  • Practicing mindfulness and meditation may help regulate your emotional responses.
  • Seek support from those who understand you well — they can provide reassurance, act as sounding boards and validate your feelings.

Dive deeper into understanding RSD and its effects on your daily life. After all, knowledge is the first step towards empowerment and control. Keep in mind, though, that while strategies can aid in managing RSD, reaching out for professional help is always an excellent path to take.

Conclusion

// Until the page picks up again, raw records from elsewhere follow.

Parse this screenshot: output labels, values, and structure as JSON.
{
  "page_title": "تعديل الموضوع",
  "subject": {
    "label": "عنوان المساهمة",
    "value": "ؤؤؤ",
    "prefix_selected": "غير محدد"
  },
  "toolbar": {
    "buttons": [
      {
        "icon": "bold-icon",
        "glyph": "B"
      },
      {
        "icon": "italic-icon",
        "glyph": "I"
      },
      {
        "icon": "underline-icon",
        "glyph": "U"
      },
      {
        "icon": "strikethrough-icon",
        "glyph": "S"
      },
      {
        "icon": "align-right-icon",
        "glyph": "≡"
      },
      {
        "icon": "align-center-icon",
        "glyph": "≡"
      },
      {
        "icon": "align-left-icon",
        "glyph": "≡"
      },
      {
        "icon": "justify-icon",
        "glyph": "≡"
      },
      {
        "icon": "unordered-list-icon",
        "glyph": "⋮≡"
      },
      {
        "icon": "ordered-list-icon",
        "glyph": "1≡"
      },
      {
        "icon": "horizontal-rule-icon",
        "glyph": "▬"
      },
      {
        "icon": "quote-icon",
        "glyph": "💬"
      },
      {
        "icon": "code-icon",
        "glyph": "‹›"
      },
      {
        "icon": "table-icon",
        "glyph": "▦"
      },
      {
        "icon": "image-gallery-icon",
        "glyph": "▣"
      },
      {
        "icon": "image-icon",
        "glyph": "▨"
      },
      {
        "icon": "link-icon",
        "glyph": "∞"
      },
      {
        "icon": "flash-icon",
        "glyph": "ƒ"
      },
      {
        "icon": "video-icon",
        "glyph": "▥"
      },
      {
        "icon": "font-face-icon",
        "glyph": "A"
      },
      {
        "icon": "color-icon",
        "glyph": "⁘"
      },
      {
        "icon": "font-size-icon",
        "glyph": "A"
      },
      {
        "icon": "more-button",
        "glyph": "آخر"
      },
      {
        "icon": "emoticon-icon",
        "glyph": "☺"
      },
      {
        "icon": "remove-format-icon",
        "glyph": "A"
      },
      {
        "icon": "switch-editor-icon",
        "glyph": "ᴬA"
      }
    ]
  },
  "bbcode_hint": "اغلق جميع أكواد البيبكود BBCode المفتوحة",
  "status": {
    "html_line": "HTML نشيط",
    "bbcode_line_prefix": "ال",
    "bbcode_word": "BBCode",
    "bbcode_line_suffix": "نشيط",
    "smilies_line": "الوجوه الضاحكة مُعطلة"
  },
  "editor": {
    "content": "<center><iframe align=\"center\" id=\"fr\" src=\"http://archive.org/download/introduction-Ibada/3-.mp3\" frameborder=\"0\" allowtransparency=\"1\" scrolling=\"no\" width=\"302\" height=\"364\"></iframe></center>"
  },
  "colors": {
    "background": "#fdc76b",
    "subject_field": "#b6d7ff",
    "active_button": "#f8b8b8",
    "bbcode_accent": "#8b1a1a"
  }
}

So, you’ve discovered another facet of ADHD: Rejection Sensitive Dysphoria. It’s not just about hyperactivity or inattention. It’s also about how you handle rejection, and how it can impact your life. But remember, you’re not alone. With the right tools like CBT, mindfulness, and a supportive network, you can manage RSD effectively. It’s all about awareness and seeking help when you need it. The journey with ADHD might be filled with weird, unexpected things, but it’s also a path to self-discovery and resilience. Embrace it, learn from it, and grow stronger.

Frequently Asked Questions

What is Rejection Sensitive Dysphoria (RSD)?

RSD is an emotional response common in ADHD individuals, characterized by extreme emotional sensitivity and emotional pain triggered by the perception of rejection, criticism, or failure.

How does RSD affect individuals with ADHD?

RSD tends to magnify feelings of disappointment, failure, or rejection, sometimes leading to emotive reactions that can impact relationships, work, and various life aspects.

Can RSD extend beyond social scenarios?

Yes, RSD can influence responses to various aspects of life beyond social situations, affecting interactions, perceived self-worth, and broad well-being.

What are the common methods to manage RSD?

Managing RSD may involve increasing awareness about the issue, cognitive behavioral therapy (CBT), mindfulness practices, and proactively seeking support from friends, family, and professional counselors.

How does addressing RSD empower individuals with ADHD?

Being able to understand and manage RSD helps individuals with ADHD better navigate their emotional responses. It also supports them in seeking professional help, thus offering an overall improvement in their ability to handle various life scenarios.